The film “Schindler’s List” was released in theaters in 1993.
Local residents will once again have the opportunity to watch the film in a theater when the State Theatre in Uniontown shows the film Nov. 8 as part of their Classic Film Series.
Mark Deming wrote the synopsis for the film on Rotten Tomatoes.
Based on a true story, director Steven Spielberg’s “Schindler’s List” stars Liam Neeson (“Kinsey” and “The Grey”) as Oskar Schindler, a German businessman in Poland who sees an opportunity to make money from the Nazis’ rise to power.
He starts a company to make cookware and utensils, using flattery and bribes to win military contracts, and brings in accountant and financier Itzhak Stern (Ben Kingsley, “Ghandi” and “Iron Man 3”) to help run the factory.
By staffing his plant with Jews who’ve been herded into Krakow’s ghetto by Nazi troops, Schindler has a dependable unpaid labor force. For Stern, a job in a war-related plant could mean survival for himself and the other Jews working for Schindler.
However, in 1942, all of Krakow’s Jews are assigned to the Plaszow Forced Labor Camp, overseen by Commandant Amon Goeth (Ralph Fiennes, “The Grand Budapest Hotel” and “The Constant Gardener”), an embittered alcoholic who occasionally shoots prisoners from his balcony.

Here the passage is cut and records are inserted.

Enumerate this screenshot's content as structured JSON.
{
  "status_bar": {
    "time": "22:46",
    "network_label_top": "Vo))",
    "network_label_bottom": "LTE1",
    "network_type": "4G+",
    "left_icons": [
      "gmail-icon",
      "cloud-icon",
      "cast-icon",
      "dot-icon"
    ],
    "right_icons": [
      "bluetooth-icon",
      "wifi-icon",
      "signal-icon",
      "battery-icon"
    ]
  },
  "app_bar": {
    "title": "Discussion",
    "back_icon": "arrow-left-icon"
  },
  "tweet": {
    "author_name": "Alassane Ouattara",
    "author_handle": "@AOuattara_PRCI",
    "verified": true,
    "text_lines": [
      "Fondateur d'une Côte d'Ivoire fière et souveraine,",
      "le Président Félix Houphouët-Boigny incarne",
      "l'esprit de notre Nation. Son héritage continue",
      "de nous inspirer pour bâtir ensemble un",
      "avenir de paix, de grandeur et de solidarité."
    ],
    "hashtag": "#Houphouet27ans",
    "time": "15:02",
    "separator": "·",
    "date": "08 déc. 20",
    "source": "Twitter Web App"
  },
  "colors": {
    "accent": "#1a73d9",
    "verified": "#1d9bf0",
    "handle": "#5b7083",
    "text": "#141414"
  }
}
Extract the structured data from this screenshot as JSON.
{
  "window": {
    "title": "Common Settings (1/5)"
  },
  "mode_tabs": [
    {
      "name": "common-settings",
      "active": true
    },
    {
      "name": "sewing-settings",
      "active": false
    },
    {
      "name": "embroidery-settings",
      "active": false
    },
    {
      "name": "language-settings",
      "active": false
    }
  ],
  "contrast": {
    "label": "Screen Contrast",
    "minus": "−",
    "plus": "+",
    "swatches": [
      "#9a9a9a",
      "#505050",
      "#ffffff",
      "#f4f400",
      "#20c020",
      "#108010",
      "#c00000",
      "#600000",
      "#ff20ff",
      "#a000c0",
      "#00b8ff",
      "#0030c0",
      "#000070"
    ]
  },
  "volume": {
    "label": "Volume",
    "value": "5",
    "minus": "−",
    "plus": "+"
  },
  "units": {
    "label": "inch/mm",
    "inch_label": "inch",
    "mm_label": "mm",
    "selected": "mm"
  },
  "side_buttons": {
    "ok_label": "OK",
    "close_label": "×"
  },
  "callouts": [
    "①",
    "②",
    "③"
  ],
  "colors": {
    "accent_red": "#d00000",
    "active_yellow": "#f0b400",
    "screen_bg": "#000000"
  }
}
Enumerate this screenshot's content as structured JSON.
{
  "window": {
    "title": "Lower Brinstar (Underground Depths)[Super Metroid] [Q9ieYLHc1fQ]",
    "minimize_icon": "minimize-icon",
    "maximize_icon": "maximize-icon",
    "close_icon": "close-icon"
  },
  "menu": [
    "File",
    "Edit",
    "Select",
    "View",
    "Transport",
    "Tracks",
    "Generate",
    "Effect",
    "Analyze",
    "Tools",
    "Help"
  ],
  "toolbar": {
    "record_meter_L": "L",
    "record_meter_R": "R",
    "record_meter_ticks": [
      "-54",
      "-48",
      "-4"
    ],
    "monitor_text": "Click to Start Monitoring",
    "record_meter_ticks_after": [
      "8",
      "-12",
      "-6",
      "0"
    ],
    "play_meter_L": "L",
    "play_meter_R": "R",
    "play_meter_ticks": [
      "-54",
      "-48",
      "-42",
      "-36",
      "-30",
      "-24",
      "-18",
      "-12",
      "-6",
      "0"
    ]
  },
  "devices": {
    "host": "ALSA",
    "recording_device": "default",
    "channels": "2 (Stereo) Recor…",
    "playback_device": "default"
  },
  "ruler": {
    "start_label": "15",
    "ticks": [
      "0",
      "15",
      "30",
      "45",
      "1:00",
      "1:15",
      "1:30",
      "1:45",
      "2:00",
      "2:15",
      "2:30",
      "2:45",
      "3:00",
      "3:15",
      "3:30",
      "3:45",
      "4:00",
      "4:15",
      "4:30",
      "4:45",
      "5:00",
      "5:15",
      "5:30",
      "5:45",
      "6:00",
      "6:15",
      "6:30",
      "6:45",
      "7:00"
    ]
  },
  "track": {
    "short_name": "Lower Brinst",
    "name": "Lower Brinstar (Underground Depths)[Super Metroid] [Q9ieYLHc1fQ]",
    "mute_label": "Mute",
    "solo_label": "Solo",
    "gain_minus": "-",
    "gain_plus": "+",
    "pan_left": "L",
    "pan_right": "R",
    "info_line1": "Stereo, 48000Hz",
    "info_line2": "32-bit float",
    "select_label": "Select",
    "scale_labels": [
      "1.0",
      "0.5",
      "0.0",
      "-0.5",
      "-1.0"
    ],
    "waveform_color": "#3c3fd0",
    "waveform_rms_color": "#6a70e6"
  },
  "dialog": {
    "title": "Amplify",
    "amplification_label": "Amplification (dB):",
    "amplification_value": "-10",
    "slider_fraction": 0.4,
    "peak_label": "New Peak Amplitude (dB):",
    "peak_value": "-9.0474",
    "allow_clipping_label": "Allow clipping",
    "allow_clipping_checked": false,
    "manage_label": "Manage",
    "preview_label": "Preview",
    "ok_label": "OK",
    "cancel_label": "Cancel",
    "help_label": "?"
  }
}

Schindler arranges to continue using Polish Jews in his plant, but, as he sees what is happening to his employees, he begins to develop a conscience. He realizes that his factory (now refitted to manufacture ammunition) is the only thing preventing his staff from being shipped to the death camps.
Soon Schindler demands more workers and starts bribing Nazi leaders to keep Jews on his employee lists and out of the camps. By the time Germany falls to the allies, Schindler has lost his entire fortune but saved 1,100 people from likely death.
The film was nominated for 12 Academy Awards and won seven, including Best Picture and Best Director.
Trivia on IMDb includes the fact that to gather costumes for 20,000 extras, the costume designer took out advertisements seeking clothes. As economic conditions were poor in Poland, many people were eager to sell clothing they still owned from the 1930s and 1940s.
Also, when survivor Mila Pfefferberg was introduced to Ralph Fiennes on the set, she began shaking uncontrollably, as he reminded her too much of the real Amon Goeth.
Finally, at his insistence (citing that it would be “blood money”), all royalties and residuals from this movie that would normally have gone to Spielberg instead are given to the Shoah Foundation, which records and preserves written and videotaped testimonies from survivors of genocide worldwide, including the Holocaust.
Showtimes for the film are 2 p.m. and 7 p.m. and admission is $5 for adults and $3 for seniors and students.